BEGIN ENTRIES SUPPLIED

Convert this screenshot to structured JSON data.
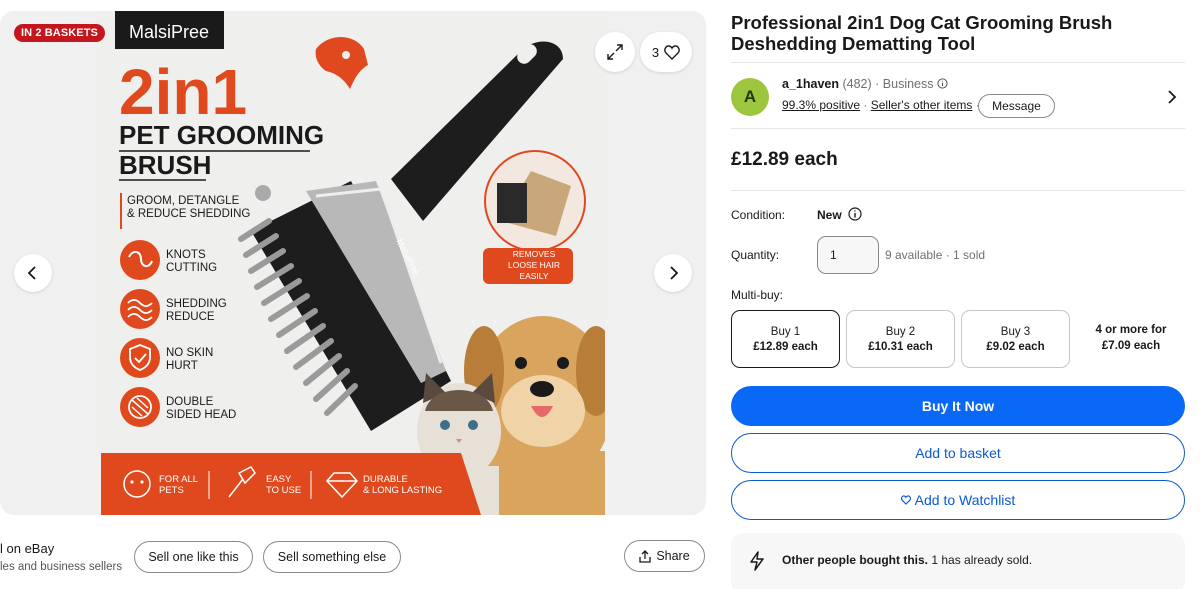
{
  "gallery": {
    "badge": "IN 2 BASKETS",
    "watch_count": "3",
    "product_image": {
      "brand": "MalsiPree",
      "headline": "2in1",
      "subhead_line1": "PET GROOMING",
      "subhead_line2": "BRUSH",
      "tagline_line1": "GROOM, DETANGLE",
      "tagline_line2": "& REDUCE SHEDDING",
      "features": [
        {
          "line1": "KNOTS",
          "line2": "CUTTING"
        },
        {
          "line1": "SHEDDING",
          "line2": "REDUCE"
        },
        {
          "line1": "NO SKIN",
          "line2": "HURT"
        },
        {
          "line1": "DOUBLE",
          "line2": "SIDED HEAD"
        }
      ],
      "callout_line1": "REMOVES",
      "callout_line2": "LOOSE HAIR",
      "callout_line3": "EASILY",
      "footer": [
        {
          "line1": "FOR ALL",
          "line2": "PETS"
        },
        {
          "line1": "EASY",
          "line2": "TO USE"
        },
        {
          "line1": "DURABLE",
          "line2": "& LONG LASTING"
        }
      ],
      "colors": {
        "accent": "#e0491d",
        "background": "#efefed",
        "dark": "#1a1a1a"
      }
    }
  },
  "sell_section": {
    "title": "l on eBay",
    "subtitle": "les and business sellers",
    "sell_one": "Sell one like this",
    "sell_else": "Sell something else",
    "share": "Share"
  },
  "listing": {
    "title": "Professional 2in1 Dog Cat Grooming Brush Deshedding Dematting Tool",
    "seller": {
      "avatar_letter": "A",
      "name": "a_1haven",
      "feedback": "(482)",
      "type": "· Business",
      "positive": "99.3% positive",
      "other_items": "Seller's other items",
      "message": "Message"
    },
    "price": "£12.89 each",
    "condition_label": "Condition:",
    "condition_value": "New",
    "quantity_label": "Quantity:",
    "quantity_value": "1",
    "quantity_note": "9 available · 1 sold",
    "multibuy_label": "Multi-buy:",
    "multibuy": [
      {
        "label": "Buy 1",
        "price": "£12.89 each"
      },
      {
        "label": "Buy 2",
        "price": "£10.31 each"
      },
      {
        "label": "Buy 3",
        "price": "£9.02 each"
      }
    ],
    "multibuy_more_line1": "4 or more for",
    "multibuy_more_line2": "£7.09 each",
    "buy_now": "Buy It Now",
    "add_basket": "Add to basket",
    "add_watchlist": "Add to Watchlist",
    "other_bought_bold": "Other people bought this.",
    "other_bought_rest": "1 has already sold."
  },
  "colors": {
    "primary_blue": "#0968f6",
    "link_blue": "#0b5ad1",
    "badge_red": "#c4161c",
    "avatar_green": "#9dc53e"
  }
}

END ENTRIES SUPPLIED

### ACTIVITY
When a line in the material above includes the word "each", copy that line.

### TASK SOLUTION
    "price": "£12.89 each",
        "price": "£12.89 each"
        "price": "£10.31 each"
        "price": "£9.02 each"
    "multibuy_more_line2": "£7.09 each",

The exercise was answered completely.